[Opening PROVIDED DATA section]

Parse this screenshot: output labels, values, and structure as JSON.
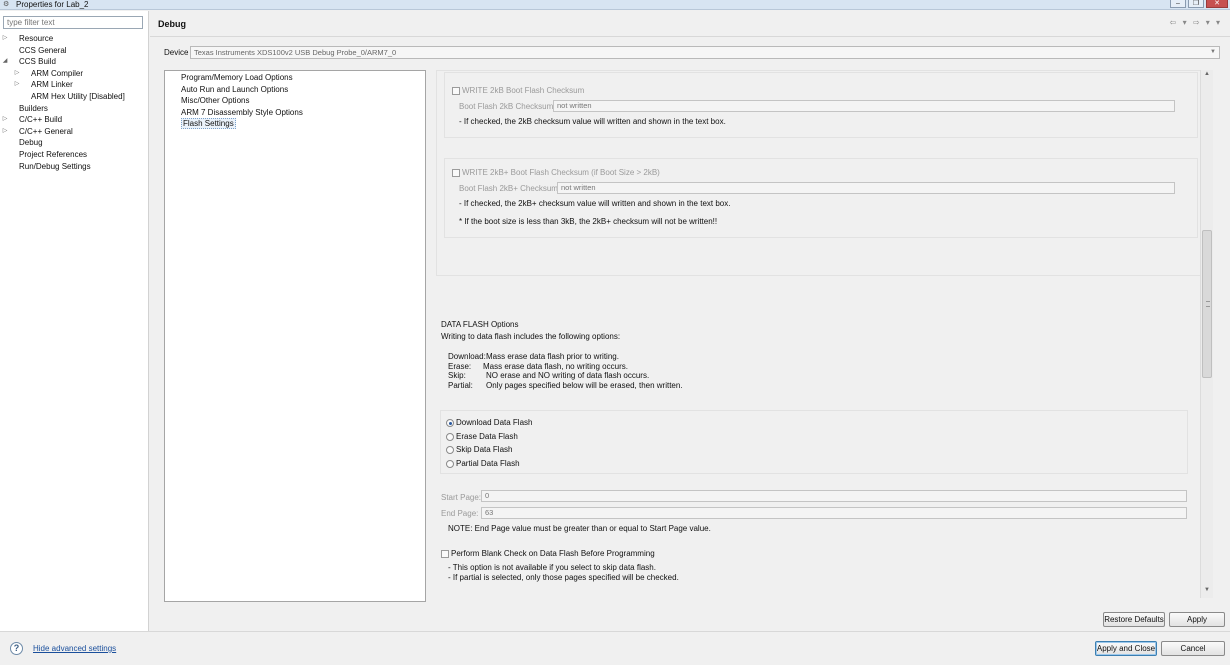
{
  "window": {
    "title": "Properties for Lab_2",
    "buttons": [
      "–",
      "❐",
      "✕"
    ]
  },
  "left": {
    "filter_placeholder": "type filter text",
    "tree": [
      {
        "label": "Resource",
        "level": 0,
        "arrow": "▷"
      },
      {
        "label": "CCS General",
        "level": 0,
        "arrow": ""
      },
      {
        "label": "CCS Build",
        "level": 0,
        "arrow": "◢"
      },
      {
        "label": "ARM Compiler",
        "level": 1,
        "arrow": "▷"
      },
      {
        "label": "ARM Linker",
        "level": 1,
        "arrow": "▷"
      },
      {
        "label": "ARM Hex Utility  [Disabled]",
        "level": 1,
        "arrow": ""
      },
      {
        "label": "Builders",
        "level": 0,
        "arrow": ""
      },
      {
        "label": "C/C++ Build",
        "level": 0,
        "arrow": "▷"
      },
      {
        "label": "C/C++ General",
        "level": 0,
        "arrow": "▷"
      },
      {
        "label": "Debug",
        "level": 0,
        "arrow": "",
        "selected": true
      },
      {
        "label": "Project References",
        "level": 0,
        "arrow": ""
      },
      {
        "label": "Run/Debug Settings",
        "level": 0,
        "arrow": ""
      }
    ]
  },
  "header": {
    "title": "Debug",
    "nav": "⇦ ▾ ⇨ ▾ ▾"
  },
  "device": {
    "label": "Device",
    "value": "Texas Instruments XDS100v2 USB Debug Probe_0/ARM7_0"
  },
  "categories": [
    "Program/Memory Load Options",
    "Auto Run and Launch Options",
    "Misc/Other Options",
    "ARM 7 Disassembly Style Options",
    "Flash Settings"
  ],
  "flash": {
    "write2k_label": "WRITE 2kB Boot Flash Checksum",
    "cs2k_label": "Boot Flash 2kB Checksum:",
    "cs2k_value": "not written",
    "cs2k_note": "- If checked, the 2kB checksum value will written and shown in the text box.",
    "write2kplus_label": "WRITE 2kB+ Boot Flash Checksum (if Boot Size > 2kB)",
    "cs2kplus_label": "Boot Flash 2kB+ Checksum:",
    "cs2kplus_value": "not written",
    "cs2kplus_note": "- If checked, the 2kB+ checksum value will written and shown in the text box.",
    "cs2kplus_note2": "* If the boot size is less than 3kB, the 2kB+ checksum will not be written!!",
    "data_flash_title": "DATA FLASH Options",
    "data_flash_intro": "Writing to data flash includes the following options:",
    "desc": [
      {
        "k": "Download:",
        "v": "Mass erase data flash prior to writing."
      },
      {
        "k": "Erase:",
        "v": "Mass erase data flash, no writing occurs."
      },
      {
        "k": "Skip:",
        "v": "NO erase and NO writing of data flash occurs."
      },
      {
        "k": "Partial:",
        "v": "Only pages specified below will be erased, then written."
      }
    ],
    "radios": [
      {
        "label": "Download Data Flash",
        "checked": true
      },
      {
        "label": "Erase Data Flash",
        "checked": false
      },
      {
        "label": "Skip Data Flash",
        "checked": false
      },
      {
        "label": "Partial Data Flash",
        "checked": false
      }
    ],
    "start_page_label": "Start Page:",
    "start_page_value": "0",
    "end_page_label": "End Page:",
    "end_page_value": "63",
    "page_note": "NOTE: End Page value must be greater than or equal to Start Page value.",
    "blank_check_label": "Perform Blank Check on Data Flash Before Programming",
    "blank_note1": "- This option is not available if you select to skip data flash.",
    "blank_note2": "- If partial is selected, only those pages specified will be checked."
  },
  "buttons": {
    "restore": "Restore Defaults",
    "apply": "Apply",
    "apply_close": "Apply and Close",
    "cancel": "Cancel"
  },
  "footer": {
    "help": "?",
    "hide_advanced": "Hide advanced settings"
  }
}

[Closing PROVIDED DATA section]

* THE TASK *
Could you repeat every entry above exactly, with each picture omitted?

* WRITTEN SOLUTION *
Parse this screenshot: output labels, values, and structure as JSON.
{
  "window": {
    "title": "Properties for Lab_2",
    "buttons": [
      "–",
      "❐",
      "✕"
    ]
  },
  "left": {
    "filter_placeholder": "type filter text",
    "tree": [
      {
        "label": "Resource",
        "level": 0,
        "arrow": "▷"
      },
      {
        "label": "CCS General",
        "level": 0,
        "arrow": ""
      },
      {
        "label": "CCS Build",
        "level": 0,
        "arrow": "◢"
      },
      {
        "label": "ARM Compiler",
        "level": 1,
        "arrow": "▷"
      },
      {
        "label": "ARM Linker",
        "level": 1,
        "arrow": "▷"
      },
      {
        "label": "ARM Hex Utility  [Disabled]",
        "level": 1,
        "arrow": ""
      },
      {
        "label": "Builders",
        "level": 0,
        "arrow": ""
      },
      {
        "label": "C/C++ Build",
        "level": 0,
        "arrow": "▷"
      },
      {
        "label": "C/C++ General",
        "level": 0,
        "arrow": "▷"
      },
      {
        "label": "Debug",
        "level": 0,
        "arrow": "",
        "selected": true
      },
      {
        "label": "Project References",
        "level": 0,
        "arrow": ""
      },
      {
        "label": "Run/Debug Settings",
        "level": 0,
        "arrow": ""
      }
    ]
  },
  "header": {
    "title": "Debug",
    "nav": "⇦ ▾ ⇨ ▾ ▾"
  },
  "device": {
    "label": "Device",
    "value": "Texas Instruments XDS100v2 USB Debug Probe_0/ARM7_0"
  },
  "categories": [
    "Program/Memory Load Options",
    "Auto Run and Launch Options",
    "Misc/Other Options",
    "ARM 7 Disassembly Style Options",
    "Flash Settings"
  ],
  "flash": {
    "write2k_label": "WRITE 2kB Boot Flash Checksum",
    "cs2k_label": "Boot Flash 2kB Checksum:",
    "cs2k_value": "not written",
    "cs2k_note": "- If checked, the 2kB checksum value will written and shown in the text box.",
    "write2kplus_label": "WRITE 2kB+ Boot Flash Checksum (if Boot Size > 2kB)",
    "cs2kplus_label": "Boot Flash 2kB+ Checksum:",
    "cs2kplus_value": "not written",
    "cs2kplus_note": "- If checked, the 2kB+ checksum value will written and shown in the text box.",
    "cs2kplus_note2": "* If the boot size is less than 3kB, the 2kB+ checksum will not be written!!",
    "data_flash_title": "DATA FLASH Options",
    "data_flash_intro": "Writing to data flash includes the following options:",
    "desc": [
      {
        "k": "Download:",
        "v": "Mass erase data flash prior to writing."
      },
      {
        "k": "Erase:",
        "v": "Mass erase data flash, no writing occurs."
      },
      {
        "k": "Skip:",
        "v": "NO erase and NO writing of data flash occurs."
      },
      {
        "k": "Partial:",
        "v": "Only pages specified below will be erased, then written."
      }
    ],
    "radios": [
      {
        "label": "Download Data Flash",
        "checked": true
      },
      {
        "label": "Erase Data Flash",
        "checked": false
      },
      {
        "label": "Skip Data Flash",
        "checked": false
      },
      {
        "label": "Partial Data Flash",
        "checked": false
      }
    ],
    "start_page_label": "Start Page:",
    "start_page_value": "0",
    "end_page_label": "End Page:",
    "end_page_value": "63",
    "page_note": "NOTE: End Page value must be greater than or equal to Start Page value.",
    "blank_check_label": "Perform Blank Check on Data Flash Before Programming",
    "blank_note1": "- This option is not available if you select to skip data flash.",
    "blank_note2": "- If partial is selected, only those pages specified will be checked."
  },
  "buttons": {
    "restore": "Restore Defaults",
    "apply": "Apply",
    "apply_close": "Apply and Close",
    "cancel": "Cancel"
  },
  "footer": {
    "help": "?",
    "hide_advanced": "Hide advanced settings"
  }
}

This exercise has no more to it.